*TASK STATEMENT*:
Pull every line containing "What" from the data.

[Entries from a dataset of interfaces]
Start of Block

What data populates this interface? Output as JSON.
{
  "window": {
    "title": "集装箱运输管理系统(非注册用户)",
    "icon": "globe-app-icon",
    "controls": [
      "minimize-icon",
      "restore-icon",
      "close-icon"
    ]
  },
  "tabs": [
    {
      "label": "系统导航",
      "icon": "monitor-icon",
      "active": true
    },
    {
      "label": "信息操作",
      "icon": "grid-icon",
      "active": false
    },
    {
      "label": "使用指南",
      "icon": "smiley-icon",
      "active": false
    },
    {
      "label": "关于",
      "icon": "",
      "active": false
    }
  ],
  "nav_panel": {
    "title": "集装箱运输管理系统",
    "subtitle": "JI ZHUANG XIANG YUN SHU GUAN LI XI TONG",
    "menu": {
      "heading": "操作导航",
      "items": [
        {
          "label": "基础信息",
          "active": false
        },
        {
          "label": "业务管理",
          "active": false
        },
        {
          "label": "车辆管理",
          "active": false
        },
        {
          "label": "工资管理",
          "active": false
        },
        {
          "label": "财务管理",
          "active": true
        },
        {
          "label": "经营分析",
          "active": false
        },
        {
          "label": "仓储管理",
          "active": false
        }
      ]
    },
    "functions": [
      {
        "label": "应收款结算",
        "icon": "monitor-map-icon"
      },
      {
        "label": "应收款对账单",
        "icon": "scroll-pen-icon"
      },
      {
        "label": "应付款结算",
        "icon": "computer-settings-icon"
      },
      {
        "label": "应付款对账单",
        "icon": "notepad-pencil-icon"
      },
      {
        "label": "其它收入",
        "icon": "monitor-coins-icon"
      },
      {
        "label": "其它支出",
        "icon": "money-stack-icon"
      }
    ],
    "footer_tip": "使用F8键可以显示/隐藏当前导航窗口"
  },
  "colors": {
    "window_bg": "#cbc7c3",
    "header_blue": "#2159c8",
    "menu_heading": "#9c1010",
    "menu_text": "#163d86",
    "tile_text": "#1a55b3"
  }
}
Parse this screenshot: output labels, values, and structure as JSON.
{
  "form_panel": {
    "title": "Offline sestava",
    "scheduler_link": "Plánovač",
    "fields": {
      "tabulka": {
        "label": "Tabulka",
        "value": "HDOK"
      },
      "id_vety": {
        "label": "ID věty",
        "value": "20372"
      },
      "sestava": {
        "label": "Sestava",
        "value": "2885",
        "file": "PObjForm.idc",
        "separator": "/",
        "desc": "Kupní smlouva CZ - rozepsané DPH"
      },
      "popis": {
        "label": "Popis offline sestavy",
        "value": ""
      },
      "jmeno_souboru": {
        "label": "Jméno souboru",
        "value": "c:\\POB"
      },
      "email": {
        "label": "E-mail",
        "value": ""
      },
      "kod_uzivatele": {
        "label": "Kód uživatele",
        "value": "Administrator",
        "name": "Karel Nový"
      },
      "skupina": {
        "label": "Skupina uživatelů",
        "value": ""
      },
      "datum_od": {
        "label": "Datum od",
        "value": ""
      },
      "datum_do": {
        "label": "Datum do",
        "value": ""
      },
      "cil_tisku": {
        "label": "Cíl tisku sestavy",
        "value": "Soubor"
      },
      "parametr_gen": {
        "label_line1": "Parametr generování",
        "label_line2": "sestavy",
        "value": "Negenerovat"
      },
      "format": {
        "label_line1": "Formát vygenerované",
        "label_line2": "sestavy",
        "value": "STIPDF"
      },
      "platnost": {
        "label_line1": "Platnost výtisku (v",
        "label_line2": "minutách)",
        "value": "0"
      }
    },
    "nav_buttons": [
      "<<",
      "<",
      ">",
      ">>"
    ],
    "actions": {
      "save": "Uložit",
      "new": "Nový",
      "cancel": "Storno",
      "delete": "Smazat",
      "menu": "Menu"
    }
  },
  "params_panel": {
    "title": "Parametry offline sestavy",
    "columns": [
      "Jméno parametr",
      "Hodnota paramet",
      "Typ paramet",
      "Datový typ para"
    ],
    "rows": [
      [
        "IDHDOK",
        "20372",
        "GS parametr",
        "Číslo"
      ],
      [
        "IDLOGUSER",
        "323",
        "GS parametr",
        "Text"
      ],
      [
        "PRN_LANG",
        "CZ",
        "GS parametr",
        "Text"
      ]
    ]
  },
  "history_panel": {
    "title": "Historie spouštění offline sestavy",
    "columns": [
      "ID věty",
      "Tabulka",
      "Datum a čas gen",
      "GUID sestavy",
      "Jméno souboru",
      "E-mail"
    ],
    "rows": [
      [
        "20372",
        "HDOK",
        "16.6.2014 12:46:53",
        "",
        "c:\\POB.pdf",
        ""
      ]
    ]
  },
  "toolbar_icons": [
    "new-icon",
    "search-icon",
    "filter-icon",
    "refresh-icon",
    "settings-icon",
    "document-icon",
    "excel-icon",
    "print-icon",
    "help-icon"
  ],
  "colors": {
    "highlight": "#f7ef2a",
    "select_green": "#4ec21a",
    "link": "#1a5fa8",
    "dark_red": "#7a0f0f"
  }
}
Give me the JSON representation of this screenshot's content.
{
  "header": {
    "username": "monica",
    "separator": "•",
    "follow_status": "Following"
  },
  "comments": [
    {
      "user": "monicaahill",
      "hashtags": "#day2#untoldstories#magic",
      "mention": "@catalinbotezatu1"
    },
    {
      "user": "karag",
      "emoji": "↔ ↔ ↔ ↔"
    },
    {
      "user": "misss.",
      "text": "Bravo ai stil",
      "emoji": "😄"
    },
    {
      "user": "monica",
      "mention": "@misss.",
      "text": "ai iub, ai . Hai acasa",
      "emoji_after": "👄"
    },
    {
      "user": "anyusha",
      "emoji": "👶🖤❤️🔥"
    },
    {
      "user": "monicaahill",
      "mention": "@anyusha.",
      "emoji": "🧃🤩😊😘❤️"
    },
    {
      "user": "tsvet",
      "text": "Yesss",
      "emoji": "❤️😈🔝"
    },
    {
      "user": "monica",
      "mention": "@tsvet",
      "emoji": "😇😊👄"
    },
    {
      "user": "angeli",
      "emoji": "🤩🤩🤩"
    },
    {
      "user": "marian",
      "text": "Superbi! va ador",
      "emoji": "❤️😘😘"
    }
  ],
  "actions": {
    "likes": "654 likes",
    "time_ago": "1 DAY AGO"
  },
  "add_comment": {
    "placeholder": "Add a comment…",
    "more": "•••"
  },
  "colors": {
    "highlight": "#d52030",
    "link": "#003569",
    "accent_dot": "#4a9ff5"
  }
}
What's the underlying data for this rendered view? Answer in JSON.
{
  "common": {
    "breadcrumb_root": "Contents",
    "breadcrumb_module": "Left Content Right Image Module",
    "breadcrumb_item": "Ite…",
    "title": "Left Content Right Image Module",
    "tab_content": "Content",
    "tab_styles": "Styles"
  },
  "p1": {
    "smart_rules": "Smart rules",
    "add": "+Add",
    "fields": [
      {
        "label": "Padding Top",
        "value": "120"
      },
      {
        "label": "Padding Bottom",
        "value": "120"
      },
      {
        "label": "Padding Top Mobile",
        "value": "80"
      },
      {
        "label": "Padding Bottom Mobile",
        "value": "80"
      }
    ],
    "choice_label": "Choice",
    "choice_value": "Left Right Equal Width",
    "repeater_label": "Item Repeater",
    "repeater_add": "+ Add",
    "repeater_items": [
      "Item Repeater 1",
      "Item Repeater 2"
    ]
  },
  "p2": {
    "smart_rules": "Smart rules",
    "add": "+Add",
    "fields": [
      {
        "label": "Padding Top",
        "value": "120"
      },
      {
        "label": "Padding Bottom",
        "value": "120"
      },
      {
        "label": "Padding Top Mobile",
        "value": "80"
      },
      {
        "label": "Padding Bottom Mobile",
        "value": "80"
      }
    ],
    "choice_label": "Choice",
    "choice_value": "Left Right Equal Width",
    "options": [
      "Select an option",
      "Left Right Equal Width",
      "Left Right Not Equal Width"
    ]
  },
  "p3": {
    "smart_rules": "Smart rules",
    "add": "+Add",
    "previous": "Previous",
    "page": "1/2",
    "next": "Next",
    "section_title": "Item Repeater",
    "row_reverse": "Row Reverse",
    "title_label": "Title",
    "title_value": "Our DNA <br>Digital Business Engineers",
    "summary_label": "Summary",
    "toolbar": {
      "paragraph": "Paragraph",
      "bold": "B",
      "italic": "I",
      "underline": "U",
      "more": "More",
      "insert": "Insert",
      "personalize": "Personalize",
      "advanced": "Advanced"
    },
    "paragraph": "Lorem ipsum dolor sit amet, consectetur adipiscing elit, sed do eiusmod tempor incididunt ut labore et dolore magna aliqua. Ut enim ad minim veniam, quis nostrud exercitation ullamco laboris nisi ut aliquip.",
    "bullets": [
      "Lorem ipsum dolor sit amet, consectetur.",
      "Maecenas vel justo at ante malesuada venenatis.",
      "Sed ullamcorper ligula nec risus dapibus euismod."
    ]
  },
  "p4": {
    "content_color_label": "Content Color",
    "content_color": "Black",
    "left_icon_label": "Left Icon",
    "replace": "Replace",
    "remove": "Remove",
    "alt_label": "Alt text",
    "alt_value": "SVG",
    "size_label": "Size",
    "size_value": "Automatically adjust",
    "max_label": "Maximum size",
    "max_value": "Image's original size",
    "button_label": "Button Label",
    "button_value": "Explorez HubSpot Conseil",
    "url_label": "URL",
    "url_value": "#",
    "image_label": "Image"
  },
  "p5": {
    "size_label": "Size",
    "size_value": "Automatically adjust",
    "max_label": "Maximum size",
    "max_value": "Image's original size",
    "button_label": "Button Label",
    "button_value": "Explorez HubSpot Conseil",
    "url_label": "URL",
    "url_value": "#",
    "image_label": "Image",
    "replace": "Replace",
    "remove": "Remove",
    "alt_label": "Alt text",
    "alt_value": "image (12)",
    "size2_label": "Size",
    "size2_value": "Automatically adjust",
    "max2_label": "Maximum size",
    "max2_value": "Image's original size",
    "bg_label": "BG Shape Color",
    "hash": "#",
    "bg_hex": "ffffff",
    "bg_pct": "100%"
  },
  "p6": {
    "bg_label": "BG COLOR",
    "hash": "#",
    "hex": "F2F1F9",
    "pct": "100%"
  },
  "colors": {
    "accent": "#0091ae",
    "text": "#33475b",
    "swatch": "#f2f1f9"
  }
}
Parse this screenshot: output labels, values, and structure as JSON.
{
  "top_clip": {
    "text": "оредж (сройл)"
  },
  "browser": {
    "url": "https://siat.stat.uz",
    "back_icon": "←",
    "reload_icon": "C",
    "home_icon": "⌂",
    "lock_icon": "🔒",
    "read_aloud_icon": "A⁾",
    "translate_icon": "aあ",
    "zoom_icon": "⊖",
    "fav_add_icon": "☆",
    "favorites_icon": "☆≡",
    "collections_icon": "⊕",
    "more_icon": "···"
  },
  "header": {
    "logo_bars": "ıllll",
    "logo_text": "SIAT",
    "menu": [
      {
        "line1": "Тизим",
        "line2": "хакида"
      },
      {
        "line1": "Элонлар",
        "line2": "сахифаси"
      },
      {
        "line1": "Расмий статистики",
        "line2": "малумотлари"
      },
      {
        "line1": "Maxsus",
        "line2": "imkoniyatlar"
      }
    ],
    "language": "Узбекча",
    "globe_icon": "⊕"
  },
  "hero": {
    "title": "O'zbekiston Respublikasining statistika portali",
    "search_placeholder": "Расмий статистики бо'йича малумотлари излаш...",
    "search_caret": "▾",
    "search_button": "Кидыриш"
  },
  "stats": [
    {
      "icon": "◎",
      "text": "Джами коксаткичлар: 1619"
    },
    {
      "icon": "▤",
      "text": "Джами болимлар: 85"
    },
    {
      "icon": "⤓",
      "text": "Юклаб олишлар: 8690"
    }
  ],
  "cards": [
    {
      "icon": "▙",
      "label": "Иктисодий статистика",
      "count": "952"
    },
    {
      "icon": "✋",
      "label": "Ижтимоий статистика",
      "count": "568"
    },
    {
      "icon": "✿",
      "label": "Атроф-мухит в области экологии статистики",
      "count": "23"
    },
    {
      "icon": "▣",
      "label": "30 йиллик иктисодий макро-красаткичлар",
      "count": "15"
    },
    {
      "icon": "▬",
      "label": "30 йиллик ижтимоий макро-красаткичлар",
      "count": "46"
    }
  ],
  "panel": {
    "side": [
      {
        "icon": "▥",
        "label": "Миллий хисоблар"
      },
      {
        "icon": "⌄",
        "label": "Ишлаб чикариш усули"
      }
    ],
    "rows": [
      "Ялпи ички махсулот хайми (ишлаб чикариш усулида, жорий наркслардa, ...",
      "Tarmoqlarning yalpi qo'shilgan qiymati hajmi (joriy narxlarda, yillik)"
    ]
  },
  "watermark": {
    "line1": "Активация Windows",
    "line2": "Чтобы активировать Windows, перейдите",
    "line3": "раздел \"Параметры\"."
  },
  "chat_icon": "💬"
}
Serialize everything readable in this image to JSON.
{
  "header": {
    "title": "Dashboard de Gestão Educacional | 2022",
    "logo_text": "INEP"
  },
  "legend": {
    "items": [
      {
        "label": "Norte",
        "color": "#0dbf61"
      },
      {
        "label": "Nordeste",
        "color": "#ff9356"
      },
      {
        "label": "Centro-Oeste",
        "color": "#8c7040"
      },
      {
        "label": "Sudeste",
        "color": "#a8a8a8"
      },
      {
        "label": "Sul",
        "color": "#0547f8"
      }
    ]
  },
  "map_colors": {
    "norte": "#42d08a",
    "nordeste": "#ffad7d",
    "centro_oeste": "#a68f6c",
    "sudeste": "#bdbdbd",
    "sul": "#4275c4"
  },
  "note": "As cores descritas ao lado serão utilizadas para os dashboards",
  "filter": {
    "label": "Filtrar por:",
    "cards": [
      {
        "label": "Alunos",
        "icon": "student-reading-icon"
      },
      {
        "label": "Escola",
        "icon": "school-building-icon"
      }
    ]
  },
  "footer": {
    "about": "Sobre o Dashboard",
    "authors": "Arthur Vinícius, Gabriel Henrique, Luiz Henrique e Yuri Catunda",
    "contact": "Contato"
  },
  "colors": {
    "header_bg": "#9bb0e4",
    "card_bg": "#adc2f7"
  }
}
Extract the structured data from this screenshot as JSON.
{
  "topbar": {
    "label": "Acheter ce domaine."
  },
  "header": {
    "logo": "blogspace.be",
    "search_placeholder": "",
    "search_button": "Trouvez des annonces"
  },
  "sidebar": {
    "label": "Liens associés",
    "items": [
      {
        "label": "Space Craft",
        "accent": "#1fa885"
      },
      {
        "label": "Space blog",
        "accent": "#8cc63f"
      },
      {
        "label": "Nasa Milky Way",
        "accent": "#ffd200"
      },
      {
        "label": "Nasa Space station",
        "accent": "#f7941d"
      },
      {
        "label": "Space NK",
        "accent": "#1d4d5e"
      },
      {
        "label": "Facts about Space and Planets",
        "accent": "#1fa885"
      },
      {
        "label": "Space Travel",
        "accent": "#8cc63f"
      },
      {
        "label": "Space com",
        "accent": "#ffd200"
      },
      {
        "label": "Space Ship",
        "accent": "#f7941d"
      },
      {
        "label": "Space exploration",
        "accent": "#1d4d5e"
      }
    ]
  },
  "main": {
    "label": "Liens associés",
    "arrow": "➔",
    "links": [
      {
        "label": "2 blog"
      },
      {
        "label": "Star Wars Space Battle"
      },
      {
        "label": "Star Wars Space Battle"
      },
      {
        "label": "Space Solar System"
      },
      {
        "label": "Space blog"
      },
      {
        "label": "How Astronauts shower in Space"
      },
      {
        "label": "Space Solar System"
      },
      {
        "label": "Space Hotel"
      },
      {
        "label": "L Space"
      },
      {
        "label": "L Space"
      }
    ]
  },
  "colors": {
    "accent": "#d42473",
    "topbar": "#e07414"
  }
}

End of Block

*RESPONSE*:
What data populates this interface? Output as JSON.
What's the underlying data for this rendered view? Answer in JSON.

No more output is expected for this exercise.